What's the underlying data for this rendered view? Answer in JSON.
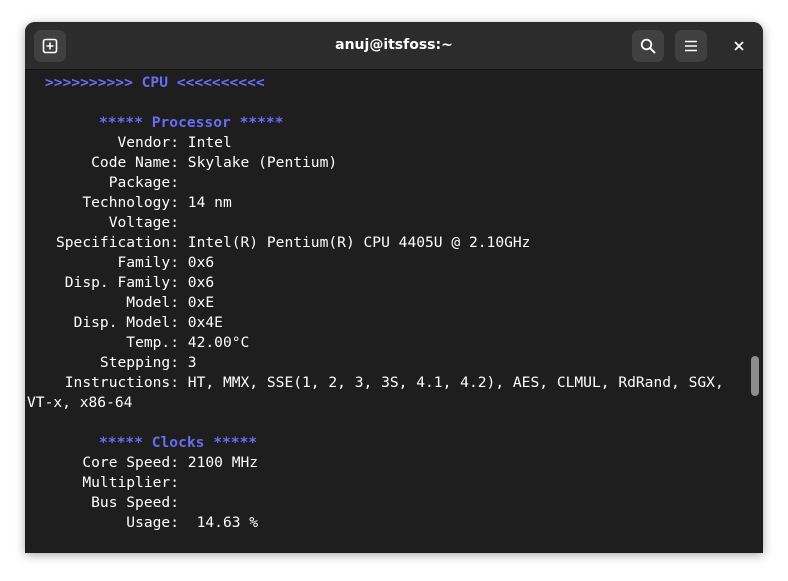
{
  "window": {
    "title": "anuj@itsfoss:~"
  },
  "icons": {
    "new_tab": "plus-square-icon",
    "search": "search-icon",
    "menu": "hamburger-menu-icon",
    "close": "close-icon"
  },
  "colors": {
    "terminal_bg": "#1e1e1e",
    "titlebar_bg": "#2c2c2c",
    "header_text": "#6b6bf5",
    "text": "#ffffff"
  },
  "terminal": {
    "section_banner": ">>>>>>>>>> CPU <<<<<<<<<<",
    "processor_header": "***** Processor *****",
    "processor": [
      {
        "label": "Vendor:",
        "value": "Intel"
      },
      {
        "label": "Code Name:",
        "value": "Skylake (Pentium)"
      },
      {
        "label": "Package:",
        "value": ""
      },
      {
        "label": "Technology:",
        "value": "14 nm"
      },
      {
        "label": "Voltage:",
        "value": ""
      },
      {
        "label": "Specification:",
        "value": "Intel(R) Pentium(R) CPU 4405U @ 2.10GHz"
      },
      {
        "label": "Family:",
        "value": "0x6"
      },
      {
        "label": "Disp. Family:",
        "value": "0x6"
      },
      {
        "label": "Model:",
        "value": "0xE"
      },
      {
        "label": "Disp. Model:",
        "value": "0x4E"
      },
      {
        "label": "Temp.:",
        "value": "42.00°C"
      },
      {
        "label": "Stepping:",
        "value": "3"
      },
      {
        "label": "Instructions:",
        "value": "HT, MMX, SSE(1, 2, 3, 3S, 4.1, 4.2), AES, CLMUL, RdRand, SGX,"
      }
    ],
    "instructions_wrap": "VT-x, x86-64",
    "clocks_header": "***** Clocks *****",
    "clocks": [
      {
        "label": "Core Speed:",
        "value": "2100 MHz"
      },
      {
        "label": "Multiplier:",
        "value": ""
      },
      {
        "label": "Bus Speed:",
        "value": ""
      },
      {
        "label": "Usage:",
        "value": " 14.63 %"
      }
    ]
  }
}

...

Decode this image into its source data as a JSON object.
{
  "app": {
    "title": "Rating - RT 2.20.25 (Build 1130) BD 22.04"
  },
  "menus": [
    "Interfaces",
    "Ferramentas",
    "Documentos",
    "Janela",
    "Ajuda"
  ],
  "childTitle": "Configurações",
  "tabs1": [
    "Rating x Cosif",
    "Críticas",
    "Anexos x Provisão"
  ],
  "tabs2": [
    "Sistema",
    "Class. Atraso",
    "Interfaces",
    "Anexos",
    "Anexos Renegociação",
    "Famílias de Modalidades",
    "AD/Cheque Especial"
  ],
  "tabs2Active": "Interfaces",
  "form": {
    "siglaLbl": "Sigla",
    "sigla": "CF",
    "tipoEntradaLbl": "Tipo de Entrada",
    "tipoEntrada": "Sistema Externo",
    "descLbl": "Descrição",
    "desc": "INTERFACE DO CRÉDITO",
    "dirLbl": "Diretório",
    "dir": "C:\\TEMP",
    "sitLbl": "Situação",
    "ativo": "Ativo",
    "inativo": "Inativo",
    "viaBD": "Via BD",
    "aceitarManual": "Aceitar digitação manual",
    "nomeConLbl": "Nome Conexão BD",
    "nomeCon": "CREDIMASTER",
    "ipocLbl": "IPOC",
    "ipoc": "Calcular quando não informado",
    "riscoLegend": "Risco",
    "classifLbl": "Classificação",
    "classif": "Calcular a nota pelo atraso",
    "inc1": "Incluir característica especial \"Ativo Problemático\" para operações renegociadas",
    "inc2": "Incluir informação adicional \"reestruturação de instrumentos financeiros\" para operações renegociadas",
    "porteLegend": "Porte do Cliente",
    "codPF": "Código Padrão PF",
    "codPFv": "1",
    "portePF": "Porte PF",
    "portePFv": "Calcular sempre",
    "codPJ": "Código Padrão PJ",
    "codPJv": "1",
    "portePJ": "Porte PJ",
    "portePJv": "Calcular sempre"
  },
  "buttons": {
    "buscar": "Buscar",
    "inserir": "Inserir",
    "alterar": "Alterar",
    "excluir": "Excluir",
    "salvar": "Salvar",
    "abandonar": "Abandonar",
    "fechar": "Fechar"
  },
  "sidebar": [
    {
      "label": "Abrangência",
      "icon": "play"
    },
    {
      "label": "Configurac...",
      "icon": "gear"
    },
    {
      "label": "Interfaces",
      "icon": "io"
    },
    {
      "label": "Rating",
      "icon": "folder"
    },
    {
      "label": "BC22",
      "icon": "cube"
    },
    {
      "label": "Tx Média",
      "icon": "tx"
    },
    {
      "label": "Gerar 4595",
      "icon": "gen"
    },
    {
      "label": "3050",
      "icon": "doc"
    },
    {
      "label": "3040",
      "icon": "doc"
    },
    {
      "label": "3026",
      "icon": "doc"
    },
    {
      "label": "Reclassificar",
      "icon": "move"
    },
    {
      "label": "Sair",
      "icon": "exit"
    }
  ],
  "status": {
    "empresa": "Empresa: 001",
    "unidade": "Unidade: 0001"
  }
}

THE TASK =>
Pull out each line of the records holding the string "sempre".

SOLUTION TO THIS EXERCISE =>
    "portePFv": "Calcular sempre",
    "portePJv": "Calcular sempre"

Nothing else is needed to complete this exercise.